In another lab, assistant professor of aerospace engineering Brian Gunter is building a satellite even smaller than Prox-1.
It's called RANGE and stands for Ranging and Nano Satellite Guidance Experiment.
“There’s actually two satellites but they’re very small,” Gunter said. “They’re only 15 centimeters so you could literally hold it in your hand.”
These CubeSats look like small metal boxes. Inside you’ll find a miniature atomic clock and GPS receiver.
Gunter wants these two satellites to relay their exact location down to the centimeter back to Earth.
He's also testing a new communications system with tiny lasers using binary code – shooting ones and zeros back and forth.
Thirty-four undergraduate and graduate students are volunteering their time on the $150,000 project.
Two of them, Zach Levine and Roy Blatt, show off how a red laser beam would send signals between two satellites.
“So basically right now, we’re converting text like you would read in a book to binary. The lidar [small optical laser] is going to pulse that to the receiver and Roy is going to read it into his laptop, basically translate it back to text,” Levine explains.
They're trying to get the message "Skydiving is cool" from one satellite to the other by pulsating a laser beam.
Blatt checks to see if it worked. The message appears as “Skydiving is coo.”
“Oh! It missed the L!” Blatt said. “I guess I didn’t run it long enough. But it works and we’re not using Wi-Fi or anything, just optical lasers, and that’s really cool.”
Right now, satellites use radio frequencies to communicate. Lasers would be a lot faster.
Gunter’s dream is to send hundreds of small satellites into space to talk to each other and send images and data back to Earth.

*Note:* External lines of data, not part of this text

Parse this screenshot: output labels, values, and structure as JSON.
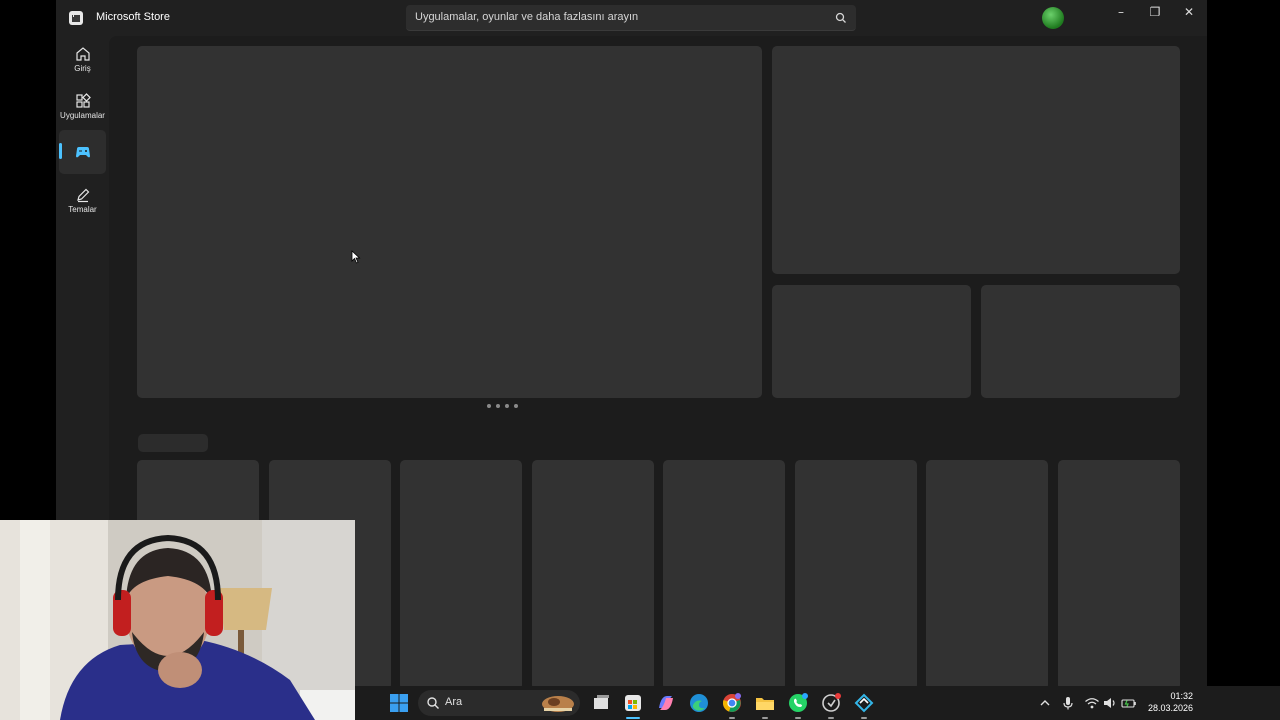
{
  "window": {
    "app_title": "Microsoft Store",
    "search_placeholder": "Uygulamalar, oyunlar ve daha fazlasını arayın",
    "controls": [
      "minimize",
      "restore",
      "close"
    ]
  },
  "nav": {
    "items": [
      {
        "label": "Giriş",
        "icon": "home-icon",
        "active": false
      },
      {
        "label": "Uygulamalar",
        "icon": "apps-icon",
        "active": false
      },
      {
        "label": "",
        "icon": "gaming-icon",
        "active": true
      },
      {
        "label": "Temalar",
        "icon": "pen-icon",
        "active": false
      }
    ]
  },
  "content": {
    "loading": true,
    "carousel_dots": 4
  },
  "taskbar": {
    "search_label": "Ara",
    "apps": [
      "start-icon",
      "search-icon",
      "widgets-image",
      "task-view-icon",
      "store-icon",
      "copilot-icon",
      "edge-icon",
      "chrome-icon",
      "file-explorer-icon",
      "whatsapp-icon",
      "app-icon",
      "vpn-icon"
    ],
    "tray": {
      "time": "01:32",
      "date": "28.03.2026",
      "icons": [
        "chevron-up-icon",
        "microphone-icon",
        "wifi-icon",
        "volume-icon",
        "battery-icon"
      ]
    }
  },
  "colors": {
    "window_bg": "#202020",
    "content_bg": "#1c1c1c",
    "placeholder": "#323232",
    "accent": "#4cc2ff"
  }
}
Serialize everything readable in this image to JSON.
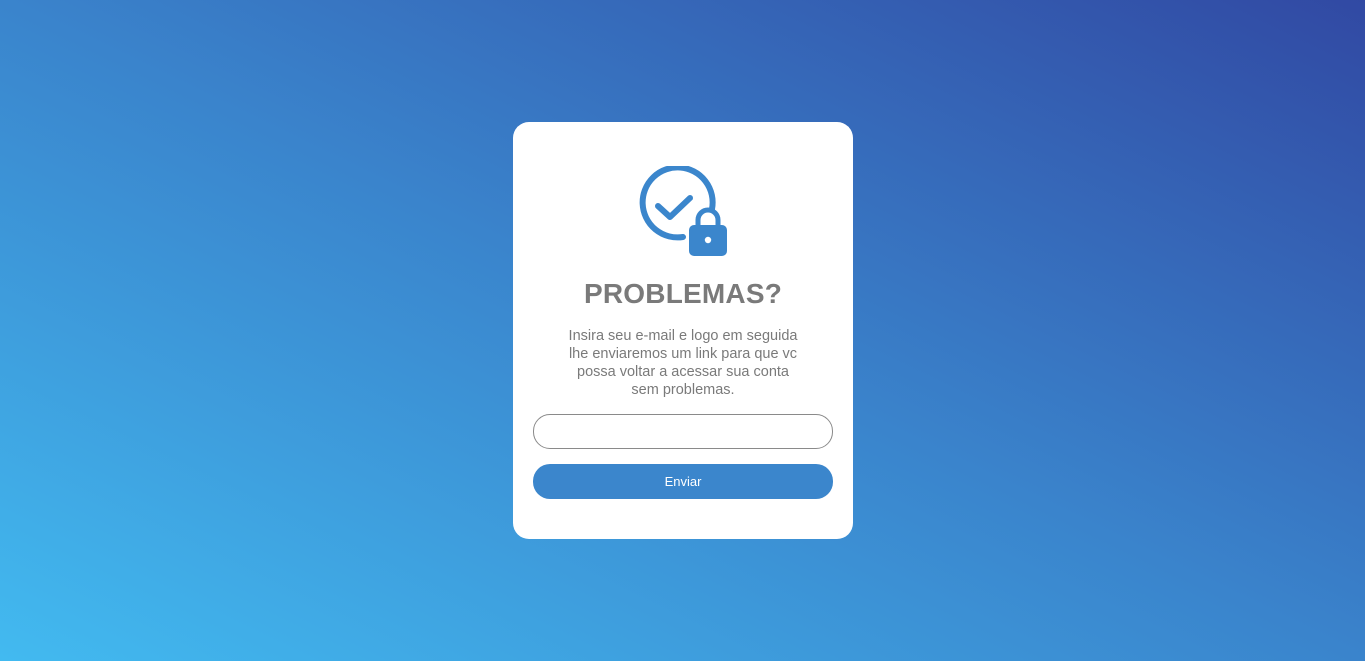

“This small technology, if you can miniaturize it and get the same capability as some of these larger satellites, you save a lot of money and you’re able to get better science return because they can go to do to these remote locations and do these fantastic measurements," Gunter said.
Testing For Space
Professor Glenn Lightsey tests the satellites in a vacuum chamber that mimics the zero-gravity environment of space and builds a lot of the hardware. He’s a new addition to Georgia Tech’s school of aerospace engineering. He comes from the University of Texas at Austin, where he helped launched that school’s first small space satellite.
“You really only have one chance for everything to work when it counts so you test as much as you can, as close as you can, to the real conditions so that you’re not surprised when you actually have to do it for real,” Lightsey said.
In 2014, one launch ended badly. A NASA rocket headed for the International Space Station was carrying a $1 million micro-satellite his students at UT Austin spent more than a year working on. The rocket exploded seconds after liftoff.
These small satellites often get a free “rideshare” through NASA or private companies like SpaceX.
Lightsey said there are now more than 50 universities and even elementary schools building satellites. But he said Georgia Tech’s Space Systems Design Lab is notable for its focus on research.
“A lot of those satellites are primarily educational in that the satellite doesn’t conduct science,” Lightsey said. “It’s more like a tool for teaching students how to build hardware and launch things into space. Our goal has always been to not only do that, but also use the satellites as a groundbreaking science instrument and work with NASA and the Department of Defense and really advance the state of art.”
The RANGE mission is set to launch by the end of 2016 and Prox-1 will be ready for lift-off on a Space-X Falcon Heavy rocket carrying a dozen other small satellites in March 2017.